Records drawn from a dataset:
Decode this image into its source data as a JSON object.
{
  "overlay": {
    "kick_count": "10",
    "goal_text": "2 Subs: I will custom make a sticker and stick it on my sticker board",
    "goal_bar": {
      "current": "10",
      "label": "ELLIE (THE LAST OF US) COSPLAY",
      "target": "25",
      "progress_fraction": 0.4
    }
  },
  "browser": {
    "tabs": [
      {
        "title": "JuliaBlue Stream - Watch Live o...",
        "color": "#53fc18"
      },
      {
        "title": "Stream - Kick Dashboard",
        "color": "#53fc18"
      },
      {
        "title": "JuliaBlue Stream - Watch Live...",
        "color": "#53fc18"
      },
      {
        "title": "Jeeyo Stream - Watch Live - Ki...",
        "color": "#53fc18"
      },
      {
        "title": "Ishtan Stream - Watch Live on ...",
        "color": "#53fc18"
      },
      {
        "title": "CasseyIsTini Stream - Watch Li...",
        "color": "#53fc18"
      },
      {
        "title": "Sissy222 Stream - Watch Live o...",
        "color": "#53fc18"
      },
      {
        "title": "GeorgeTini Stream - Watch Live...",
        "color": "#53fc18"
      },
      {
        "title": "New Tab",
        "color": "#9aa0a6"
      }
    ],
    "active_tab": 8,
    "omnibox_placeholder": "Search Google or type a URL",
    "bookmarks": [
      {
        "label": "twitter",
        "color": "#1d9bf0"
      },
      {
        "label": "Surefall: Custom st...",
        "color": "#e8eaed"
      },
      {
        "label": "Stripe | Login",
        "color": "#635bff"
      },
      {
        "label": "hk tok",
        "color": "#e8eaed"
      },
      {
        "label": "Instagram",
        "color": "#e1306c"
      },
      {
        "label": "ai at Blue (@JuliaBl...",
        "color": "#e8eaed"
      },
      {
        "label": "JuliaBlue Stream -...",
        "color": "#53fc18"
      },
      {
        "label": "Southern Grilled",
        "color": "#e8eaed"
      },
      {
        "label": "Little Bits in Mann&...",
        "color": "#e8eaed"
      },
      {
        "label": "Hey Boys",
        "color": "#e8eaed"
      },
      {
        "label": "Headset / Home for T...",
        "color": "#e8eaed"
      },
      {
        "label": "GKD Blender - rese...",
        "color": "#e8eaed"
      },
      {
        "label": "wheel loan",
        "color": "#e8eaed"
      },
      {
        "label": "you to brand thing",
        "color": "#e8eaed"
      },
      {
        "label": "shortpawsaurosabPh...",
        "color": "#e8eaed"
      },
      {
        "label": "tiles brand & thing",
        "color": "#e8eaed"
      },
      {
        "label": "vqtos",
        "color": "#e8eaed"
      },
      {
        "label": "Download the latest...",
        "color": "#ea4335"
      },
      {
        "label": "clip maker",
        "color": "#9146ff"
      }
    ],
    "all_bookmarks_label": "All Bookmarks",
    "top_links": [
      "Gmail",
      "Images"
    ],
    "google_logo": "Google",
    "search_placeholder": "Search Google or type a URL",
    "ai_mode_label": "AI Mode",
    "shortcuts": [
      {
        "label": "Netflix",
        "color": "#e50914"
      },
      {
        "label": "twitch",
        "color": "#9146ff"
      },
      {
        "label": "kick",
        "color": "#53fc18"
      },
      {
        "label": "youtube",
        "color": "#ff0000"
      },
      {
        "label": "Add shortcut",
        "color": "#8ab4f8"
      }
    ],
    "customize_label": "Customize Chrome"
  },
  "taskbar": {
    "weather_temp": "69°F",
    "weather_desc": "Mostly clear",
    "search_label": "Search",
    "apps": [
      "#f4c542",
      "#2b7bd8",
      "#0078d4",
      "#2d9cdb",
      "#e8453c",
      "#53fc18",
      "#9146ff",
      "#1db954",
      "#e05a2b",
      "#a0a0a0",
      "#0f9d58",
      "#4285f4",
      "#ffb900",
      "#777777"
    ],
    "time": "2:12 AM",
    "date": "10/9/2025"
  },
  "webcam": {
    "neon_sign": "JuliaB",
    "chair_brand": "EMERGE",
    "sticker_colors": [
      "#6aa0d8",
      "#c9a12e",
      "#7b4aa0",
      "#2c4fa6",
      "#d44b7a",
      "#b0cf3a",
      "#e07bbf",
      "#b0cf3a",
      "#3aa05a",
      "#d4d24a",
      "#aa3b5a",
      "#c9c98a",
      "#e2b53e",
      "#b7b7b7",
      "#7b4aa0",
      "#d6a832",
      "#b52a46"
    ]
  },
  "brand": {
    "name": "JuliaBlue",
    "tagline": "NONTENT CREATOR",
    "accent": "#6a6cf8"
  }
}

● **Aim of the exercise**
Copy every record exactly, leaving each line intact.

● **Solution**
Decode this image into its source data as a JSON object.
{
  "overlay": {
    "kick_count": "10",
    "goal_text": "2 Subs: I will custom make a sticker and stick it on my sticker board",
    "goal_bar": {
      "current": "10",
      "label": "ELLIE (THE LAST OF US) COSPLAY",
      "target": "25",
      "progress_fraction": 0.4
    }
  },
  "browser": {
    "tabs": [
      {
        "title": "JuliaBlue Stream - Watch Live o...",
        "color": "#53fc18"
      },
      {
        "title": "Stream - Kick Dashboard",
        "color": "#53fc18"
      },
      {
        "title": "JuliaBlue Stream - Watch Live...",
        "color": "#53fc18"
      },
      {
        "title": "Jeeyo Stream - Watch Live - Ki...",
        "color": "#53fc18"
      },
      {
        "title": "Ishtan Stream - Watch Live on ...",
        "color": "#53fc18"
      },
      {
        "title": "CasseyIsTini Stream - Watch Li...",
        "color": "#53fc18"
      },
      {
        "title": "Sissy222 Stream - Watch Live o...",
        "color": "#53fc18"
      },
      {
        "title": "GeorgeTini Stream - Watch Live...",
        "color": "#53fc18"
      },
      {
        "title": "New Tab",
        "color": "#9aa0a6"
      }
    ],
    "active_tab": 8,
    "omnibox_placeholder": "Search Google or type a URL",
    "bookmarks": [
      {
        "label": "twitter",
        "color": "#1d9bf0"
      },
      {
        "label": "Surefall: Custom st...",
        "color": "#e8eaed"
      },
      {
        "label": "Stripe | Login",
        "color": "#635bff"
      },
      {
        "label": "hk tok",
        "color": "#e8eaed"
      },
      {
        "label": "Instagram",
        "color": "#e1306c"
      },
      {
        "label": "ai at Blue (@JuliaBl...",
        "color": "#e8eaed"
      },
      {
        "label": "JuliaBlue Stream -...",
        "color": "#53fc18"
      },
      {
        "label": "Southern Grilled",
        "color": "#e8eaed"
      },
      {
        "label": "Little Bits in Mann&...",
        "color": "#e8eaed"
      },
      {
        "label": "Hey Boys",
        "color": "#e8eaed"
      },
      {
        "label": "Headset / Home for T...",
        "color": "#e8eaed"
      },
      {
        "label": "GKD Blender - rese...",
        "color": "#e8eaed"
      },
      {
        "label": "wheel loan",
        "color": "#e8eaed"
      },
      {
        "label": "you to brand thing",
        "color": "#e8eaed"
      },
      {
        "label": "shortpawsaurosabPh...",
        "color": "#e8eaed"
      },
      {
        "label": "tiles brand & thing",
        "color": "#e8eaed"
      },
      {
        "label": "vqtos",
        "color": "#e8eaed"
      },
      {
        "label": "Download the latest...",
        "color": "#ea4335"
      },
      {
        "label": "clip maker",
        "color": "#9146ff"
      }
    ],
    "all_bookmarks_label": "All Bookmarks",
    "top_links": [
      "Gmail",
      "Images"
    ],
    "google_logo": "Google",
    "search_placeholder": "Search Google or type a URL",
    "ai_mode_label": "AI Mode",
    "shortcuts": [
      {
        "label": "Netflix",
        "color": "#e50914"
      },
      {
        "label": "twitch",
        "color": "#9146ff"
      },
      {
        "label": "kick",
        "color": "#53fc18"
      },
      {
        "label": "youtube",
        "color": "#ff0000"
      },
      {
        "label": "Add shortcut",
        "color": "#8ab4f8"
      }
    ],
    "customize_label": "Customize Chrome"
  },
  "taskbar": {
    "weather_temp": "69°F",
    "weather_desc": "Mostly clear",
    "search_label": "Search",
    "apps": [
      "#f4c542",
      "#2b7bd8",
      "#0078d4",
      "#2d9cdb",
      "#e8453c",
      "#53fc18",
      "#9146ff",
      "#1db954",
      "#e05a2b",
      "#a0a0a0",
      "#0f9d58",
      "#4285f4",
      "#ffb900",
      "#777777"
    ],
    "time": "2:12 AM",
    "date": "10/9/2025"
  },
  "webcam": {
    "neon_sign": "JuliaB",
    "chair_brand": "EMERGE",
    "sticker_colors": [
      "#6aa0d8",
      "#c9a12e",
      "#7b4aa0",
      "#2c4fa6",
      "#d44b7a",
      "#b0cf3a",
      "#e07bbf",
      "#b0cf3a",
      "#3aa05a",
      "#d4d24a",
      "#aa3b5a",
      "#c9c98a",
      "#e2b53e",
      "#b7b7b7",
      "#7b4aa0",
      "#d6a832",
      "#b52a46"
    ]
  },
  "brand": {
    "name": "JuliaBlue",
    "tagline": "NONTENT CREATOR",
    "accent": "#6a6cf8"
  }
}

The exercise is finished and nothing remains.